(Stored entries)
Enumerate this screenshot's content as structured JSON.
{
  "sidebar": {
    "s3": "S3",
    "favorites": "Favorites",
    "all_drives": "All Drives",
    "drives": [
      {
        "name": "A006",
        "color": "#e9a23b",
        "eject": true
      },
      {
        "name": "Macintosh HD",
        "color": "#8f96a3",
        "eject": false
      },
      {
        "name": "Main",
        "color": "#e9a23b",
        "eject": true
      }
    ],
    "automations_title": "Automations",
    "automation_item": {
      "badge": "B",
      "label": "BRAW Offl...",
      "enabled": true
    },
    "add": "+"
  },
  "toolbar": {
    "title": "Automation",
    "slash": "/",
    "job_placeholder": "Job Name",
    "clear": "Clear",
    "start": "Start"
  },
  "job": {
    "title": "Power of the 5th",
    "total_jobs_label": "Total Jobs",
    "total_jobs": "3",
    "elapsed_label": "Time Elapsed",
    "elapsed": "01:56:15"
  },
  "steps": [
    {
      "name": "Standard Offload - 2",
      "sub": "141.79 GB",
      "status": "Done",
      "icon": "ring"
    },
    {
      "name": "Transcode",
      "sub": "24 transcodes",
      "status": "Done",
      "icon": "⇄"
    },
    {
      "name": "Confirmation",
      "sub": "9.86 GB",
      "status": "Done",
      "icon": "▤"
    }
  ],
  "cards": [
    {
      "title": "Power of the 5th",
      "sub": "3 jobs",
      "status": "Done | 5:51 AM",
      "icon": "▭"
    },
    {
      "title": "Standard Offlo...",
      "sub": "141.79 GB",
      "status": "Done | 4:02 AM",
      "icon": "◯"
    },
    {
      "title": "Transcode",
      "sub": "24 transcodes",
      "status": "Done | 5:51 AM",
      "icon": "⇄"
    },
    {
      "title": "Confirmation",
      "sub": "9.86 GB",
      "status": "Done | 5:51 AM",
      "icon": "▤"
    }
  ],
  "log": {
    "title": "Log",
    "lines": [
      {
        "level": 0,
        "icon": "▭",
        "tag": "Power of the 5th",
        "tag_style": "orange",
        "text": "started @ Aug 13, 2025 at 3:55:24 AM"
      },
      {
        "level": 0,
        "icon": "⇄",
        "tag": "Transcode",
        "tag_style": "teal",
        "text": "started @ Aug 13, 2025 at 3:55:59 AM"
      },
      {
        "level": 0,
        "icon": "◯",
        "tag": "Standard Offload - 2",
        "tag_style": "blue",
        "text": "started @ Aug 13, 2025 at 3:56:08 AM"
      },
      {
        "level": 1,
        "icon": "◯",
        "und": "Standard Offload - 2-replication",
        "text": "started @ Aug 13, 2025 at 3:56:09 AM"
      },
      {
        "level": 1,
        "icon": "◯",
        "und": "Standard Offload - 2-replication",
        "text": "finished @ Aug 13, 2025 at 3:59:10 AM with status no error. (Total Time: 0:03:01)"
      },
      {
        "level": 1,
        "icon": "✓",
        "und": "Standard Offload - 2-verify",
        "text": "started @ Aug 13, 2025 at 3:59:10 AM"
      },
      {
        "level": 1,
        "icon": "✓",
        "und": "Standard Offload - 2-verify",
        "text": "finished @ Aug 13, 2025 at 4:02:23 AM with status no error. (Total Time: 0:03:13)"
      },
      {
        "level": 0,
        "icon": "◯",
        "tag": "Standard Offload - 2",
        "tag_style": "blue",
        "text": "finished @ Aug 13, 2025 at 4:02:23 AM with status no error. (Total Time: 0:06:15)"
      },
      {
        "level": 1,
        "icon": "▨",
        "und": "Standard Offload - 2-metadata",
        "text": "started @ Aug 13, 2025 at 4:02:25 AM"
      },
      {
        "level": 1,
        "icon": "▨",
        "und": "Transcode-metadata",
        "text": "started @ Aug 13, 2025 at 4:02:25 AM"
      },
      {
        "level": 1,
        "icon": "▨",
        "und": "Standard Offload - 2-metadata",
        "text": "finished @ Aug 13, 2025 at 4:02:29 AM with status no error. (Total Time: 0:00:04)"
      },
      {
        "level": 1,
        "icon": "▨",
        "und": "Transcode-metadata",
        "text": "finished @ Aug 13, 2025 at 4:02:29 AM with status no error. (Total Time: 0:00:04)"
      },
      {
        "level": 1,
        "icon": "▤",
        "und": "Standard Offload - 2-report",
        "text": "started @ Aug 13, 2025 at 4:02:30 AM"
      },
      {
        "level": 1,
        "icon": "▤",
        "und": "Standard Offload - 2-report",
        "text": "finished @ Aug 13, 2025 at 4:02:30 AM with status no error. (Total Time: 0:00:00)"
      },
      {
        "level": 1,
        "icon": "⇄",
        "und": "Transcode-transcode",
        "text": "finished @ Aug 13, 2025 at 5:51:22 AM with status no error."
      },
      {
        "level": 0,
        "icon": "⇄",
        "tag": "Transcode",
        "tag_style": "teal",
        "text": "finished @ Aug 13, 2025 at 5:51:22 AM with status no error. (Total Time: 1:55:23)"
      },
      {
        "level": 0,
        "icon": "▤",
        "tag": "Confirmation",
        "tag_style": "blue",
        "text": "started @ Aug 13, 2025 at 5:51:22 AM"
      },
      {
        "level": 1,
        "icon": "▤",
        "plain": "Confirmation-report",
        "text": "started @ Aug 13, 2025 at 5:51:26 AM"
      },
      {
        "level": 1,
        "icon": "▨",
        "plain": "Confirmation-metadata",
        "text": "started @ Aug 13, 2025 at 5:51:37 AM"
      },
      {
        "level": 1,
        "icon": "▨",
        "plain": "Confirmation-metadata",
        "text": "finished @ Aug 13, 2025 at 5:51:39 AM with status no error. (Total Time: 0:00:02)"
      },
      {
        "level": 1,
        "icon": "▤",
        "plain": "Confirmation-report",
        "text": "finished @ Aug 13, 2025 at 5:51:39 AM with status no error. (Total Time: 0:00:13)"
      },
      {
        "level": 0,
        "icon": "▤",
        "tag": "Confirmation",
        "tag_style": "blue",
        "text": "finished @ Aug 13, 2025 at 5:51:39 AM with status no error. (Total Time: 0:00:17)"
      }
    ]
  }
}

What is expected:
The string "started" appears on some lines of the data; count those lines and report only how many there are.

Output of the exercise:
11